# Exercise material
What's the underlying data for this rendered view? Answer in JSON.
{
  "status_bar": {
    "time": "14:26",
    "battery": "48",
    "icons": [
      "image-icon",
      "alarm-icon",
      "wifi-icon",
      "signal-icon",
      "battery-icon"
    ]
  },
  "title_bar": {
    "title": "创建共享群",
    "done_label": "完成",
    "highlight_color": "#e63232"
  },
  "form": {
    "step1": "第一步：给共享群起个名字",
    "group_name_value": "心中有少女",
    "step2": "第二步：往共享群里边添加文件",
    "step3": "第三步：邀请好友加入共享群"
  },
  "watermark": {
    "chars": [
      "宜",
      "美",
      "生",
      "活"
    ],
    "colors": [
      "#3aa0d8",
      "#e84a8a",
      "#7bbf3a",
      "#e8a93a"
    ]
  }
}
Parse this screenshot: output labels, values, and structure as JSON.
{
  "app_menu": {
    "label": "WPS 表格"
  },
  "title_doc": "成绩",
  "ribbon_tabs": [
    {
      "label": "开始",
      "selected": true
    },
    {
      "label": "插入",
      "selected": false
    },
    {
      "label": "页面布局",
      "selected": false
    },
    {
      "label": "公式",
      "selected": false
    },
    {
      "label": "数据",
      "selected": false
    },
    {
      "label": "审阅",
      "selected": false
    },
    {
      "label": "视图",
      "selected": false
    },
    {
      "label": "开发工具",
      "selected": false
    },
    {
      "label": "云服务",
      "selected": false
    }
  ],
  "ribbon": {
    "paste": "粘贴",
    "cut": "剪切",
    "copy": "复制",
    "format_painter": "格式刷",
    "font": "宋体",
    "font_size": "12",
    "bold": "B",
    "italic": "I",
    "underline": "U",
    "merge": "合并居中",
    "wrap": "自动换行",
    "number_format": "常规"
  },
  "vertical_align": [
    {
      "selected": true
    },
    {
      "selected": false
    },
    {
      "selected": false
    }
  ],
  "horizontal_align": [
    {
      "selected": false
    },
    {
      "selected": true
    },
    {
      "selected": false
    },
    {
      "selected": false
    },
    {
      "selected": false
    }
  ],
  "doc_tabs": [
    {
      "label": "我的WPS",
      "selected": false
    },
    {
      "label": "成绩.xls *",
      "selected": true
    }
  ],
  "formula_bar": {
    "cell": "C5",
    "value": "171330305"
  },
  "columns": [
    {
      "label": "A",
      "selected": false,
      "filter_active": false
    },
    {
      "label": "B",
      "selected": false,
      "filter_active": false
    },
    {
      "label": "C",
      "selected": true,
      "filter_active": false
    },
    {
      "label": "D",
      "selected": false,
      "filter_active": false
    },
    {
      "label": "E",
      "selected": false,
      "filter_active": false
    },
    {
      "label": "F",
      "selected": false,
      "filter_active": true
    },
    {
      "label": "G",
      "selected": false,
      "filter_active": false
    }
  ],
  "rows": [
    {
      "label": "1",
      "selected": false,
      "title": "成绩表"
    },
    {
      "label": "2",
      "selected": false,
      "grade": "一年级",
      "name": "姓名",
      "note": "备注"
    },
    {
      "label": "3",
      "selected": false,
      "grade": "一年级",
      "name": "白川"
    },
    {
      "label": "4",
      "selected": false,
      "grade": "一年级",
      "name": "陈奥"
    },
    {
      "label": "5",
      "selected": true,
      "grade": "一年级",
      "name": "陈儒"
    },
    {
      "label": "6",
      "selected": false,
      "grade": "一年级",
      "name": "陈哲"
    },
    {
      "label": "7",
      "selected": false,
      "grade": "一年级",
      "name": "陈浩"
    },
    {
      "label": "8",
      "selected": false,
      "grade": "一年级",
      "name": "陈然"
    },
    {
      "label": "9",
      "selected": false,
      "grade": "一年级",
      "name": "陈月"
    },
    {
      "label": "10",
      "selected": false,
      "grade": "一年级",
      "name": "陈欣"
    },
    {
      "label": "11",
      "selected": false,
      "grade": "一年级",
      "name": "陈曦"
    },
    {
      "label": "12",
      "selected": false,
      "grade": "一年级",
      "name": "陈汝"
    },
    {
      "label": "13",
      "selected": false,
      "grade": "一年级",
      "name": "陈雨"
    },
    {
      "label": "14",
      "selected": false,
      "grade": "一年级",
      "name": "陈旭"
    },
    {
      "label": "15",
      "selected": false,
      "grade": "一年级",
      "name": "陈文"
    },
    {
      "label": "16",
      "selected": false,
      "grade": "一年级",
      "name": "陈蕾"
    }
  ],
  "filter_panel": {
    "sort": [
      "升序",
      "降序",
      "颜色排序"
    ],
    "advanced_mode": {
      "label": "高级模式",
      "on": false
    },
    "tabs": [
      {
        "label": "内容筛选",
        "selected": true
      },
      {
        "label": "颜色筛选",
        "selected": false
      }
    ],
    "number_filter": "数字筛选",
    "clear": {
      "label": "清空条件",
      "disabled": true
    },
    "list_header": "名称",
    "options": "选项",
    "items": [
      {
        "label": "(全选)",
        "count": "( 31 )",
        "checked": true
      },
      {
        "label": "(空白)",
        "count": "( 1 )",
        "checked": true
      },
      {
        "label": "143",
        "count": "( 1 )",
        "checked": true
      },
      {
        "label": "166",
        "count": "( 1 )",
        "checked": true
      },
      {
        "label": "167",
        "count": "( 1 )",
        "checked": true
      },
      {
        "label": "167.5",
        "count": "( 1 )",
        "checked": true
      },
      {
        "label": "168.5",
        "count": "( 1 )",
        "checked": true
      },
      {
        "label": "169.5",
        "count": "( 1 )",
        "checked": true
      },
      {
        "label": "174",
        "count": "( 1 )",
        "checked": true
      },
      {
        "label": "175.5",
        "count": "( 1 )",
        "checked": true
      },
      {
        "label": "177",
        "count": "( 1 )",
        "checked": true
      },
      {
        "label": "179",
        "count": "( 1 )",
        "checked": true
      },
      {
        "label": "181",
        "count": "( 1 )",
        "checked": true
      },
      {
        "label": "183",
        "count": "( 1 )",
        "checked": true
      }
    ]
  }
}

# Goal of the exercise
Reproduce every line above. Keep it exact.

# Worked solution
What's the underlying data for this rendered view? Answer in JSON.
{
  "status_bar": {
    "time": "14:26",
    "battery": "48",
    "icons": [
      "image-icon",
      "alarm-icon",
      "wifi-icon",
      "signal-icon",
      "battery-icon"
    ]
  },
  "title_bar": {
    "title": "创建共享群",
    "done_label": "完成",
    "highlight_color": "#e63232"
  },
  "form": {
    "step1": "第一步：给共享群起个名字",
    "group_name_value": "心中有少女",
    "step2": "第二步：往共享群里边添加文件",
    "step3": "第三步：邀请好友加入共享群"
  },
  "watermark": {
    "chars": [
      "宜",
      "美",
      "生",
      "活"
    ],
    "colors": [
      "#3aa0d8",
      "#e84a8a",
      "#7bbf3a",
      "#e8a93a"
    ]
  }
}
Parse this screenshot: output labels, values, and structure as JSON.
{
  "app_menu": {
    "label": "WPS 表格"
  },
  "title_doc": "成绩",
  "ribbon_tabs": [
    {
      "label": "开始",
      "selected": true
    },
    {
      "label": "插入",
      "selected": false
    },
    {
      "label": "页面布局",
      "selected": false
    },
    {
      "label": "公式",
      "selected": false
    },
    {
      "label": "数据",
      "selected": false
    },
    {
      "label": "审阅",
      "selected": false
    },
    {
      "label": "视图",
      "selected": false
    },
    {
      "label": "开发工具",
      "selected": false
    },
    {
      "label": "云服务",
      "selected": false
    }
  ],
  "ribbon": {
    "paste": "粘贴",
    "cut": "剪切",
    "copy": "复制",
    "format_painter": "格式刷",
    "font": "宋体",
    "font_size": "12",
    "bold": "B",
    "italic": "I",
    "underline": "U",
    "merge": "合并居中",
    "wrap": "自动换行",
    "number_format": "常规"
  },
  "vertical_align": [
    {
      "selected": true
    },
    {
      "selected": false
    },
    {
      "selected": false
    }
  ],
  "horizontal_align": [
    {
      "selected": false
    },
    {
      "selected": true
    },
    {
      "selected": false
    },
    {
      "selected": false
    },
    {
      "selected": false
    }
  ],
  "doc_tabs": [
    {
      "label": "我的WPS",
      "selected": false
    },
    {
      "label": "成绩.xls *",
      "selected": true
    }
  ],
  "formula_bar": {
    "cell": "C5",
    "value": "171330305"
  },
  "columns": [
    {
      "label": "A",
      "selected": false,
      "filter_active": false
    },
    {
      "label": "B",
      "selected": false,
      "filter_active": false
    },
    {
      "label": "C",
      "selected": true,
      "filter_active": false
    },
    {
      "label": "D",
      "selected": false,
      "filter_active": false
    },
    {
      "label": "E",
      "selected": false,
      "filter_active": false
    },
    {
      "label": "F",
      "selected": false,
      "filter_active": true
    },
    {
      "label": "G",
      "selected": false,
      "filter_active": false
    }
  ],
  "rows": [
    {
      "label": "1",
      "selected": false,
      "title": "成绩表"
    },
    {
      "label": "2",
      "selected": false,
      "grade": "一年级",
      "name": "姓名",
      "note": "备注"
    },
    {
      "label": "3",
      "selected": false,
      "grade": "一年级",
      "name": "白川"
    },
    {
      "label": "4",
      "selected": false,
      "grade": "一年级",
      "name": "陈奥"
    },
    {
      "label": "5",
      "selected": true,
      "grade": "一年级",
      "name": "陈儒"
    },
    {
      "label": "6",
      "selected": false,
      "grade": "一年级",
      "name": "陈哲"
    },
    {
      "label": "7",
      "selected": false,
      "grade": "一年级",
      "name": "陈浩"
    },
    {
      "label": "8",
      "selected": false,
      "grade": "一年级",
      "name": "陈然"
    },
    {
      "label": "9",
      "selected": false,
      "grade": "一年级",
      "name": "陈月"
    },
    {
      "label": "10",
      "selected": false,
      "grade": "一年级",
      "name": "陈欣"
    },
    {
      "label": "11",
      "selected": false,
      "grade": "一年级",
      "name": "陈曦"
    },
    {
      "label": "12",
      "selected": false,
      "grade": "一年级",
      "name": "陈汝"
    },
    {
      "label": "13",
      "selected": false,
      "grade": "一年级",
      "name": "陈雨"
    },
    {
      "label": "14",
      "selected": false,
      "grade": "一年级",
      "name": "陈旭"
    },
    {
      "label": "15",
      "selected": false,
      "grade": "一年级",
      "name": "陈文"
    },
    {
      "label": "16",
      "selected": false,
      "grade": "一年级",
      "name": "陈蕾"
    }
  ],
  "filter_panel": {
    "sort": [
      "升序",
      "降序",
      "颜色排序"
    ],
    "advanced_mode": {
      "label": "高级模式",
      "on": false
    },
    "tabs": [
      {
        "label": "内容筛选",
        "selected": true
      },
      {
        "label": "颜色筛选",
        "selected": false
      }
    ],
    "number_filter": "数字筛选",
    "clear": {
      "label": "清空条件",
      "disabled": true
    },
    "list_header": "名称",
    "options": "选项",
    "items": [
      {
        "label": "(全选)",
        "count": "( 31 )",
        "checked": true
      },
      {
        "label": "(空白)",
        "count": "( 1 )",
        "checked": true
      },
      {
        "label": "143",
        "count": "( 1 )",
        "checked": true
      },
      {
        "label": "166",
        "count": "( 1 )",
        "checked": true
      },
      {
        "label": "167",
        "count": "( 1 )",
        "checked": true
      },
      {
        "label": "167.5",
        "count": "( 1 )",
        "checked": true
      },
      {
        "label": "168.5",
        "count": "( 1 )",
        "checked": true
      },
      {
        "label": "169.5",
        "count": "( 1 )",
        "checked": true
      },
      {
        "label": "174",
        "count": "( 1 )",
        "checked": true
      },
      {
        "label": "175.5",
        "count": "( 1 )",
        "checked": true
      },
      {
        "label": "177",
        "count": "( 1 )",
        "checked": true
      },
      {
        "label": "179",
        "count": "( 1 )",
        "checked": true
      },
      {
        "label": "181",
        "count": "( 1 )",
        "checked": true
      },
      {
        "label": "183",
        "count": "( 1 )",
        "checked": true
      }
    ]
  }
}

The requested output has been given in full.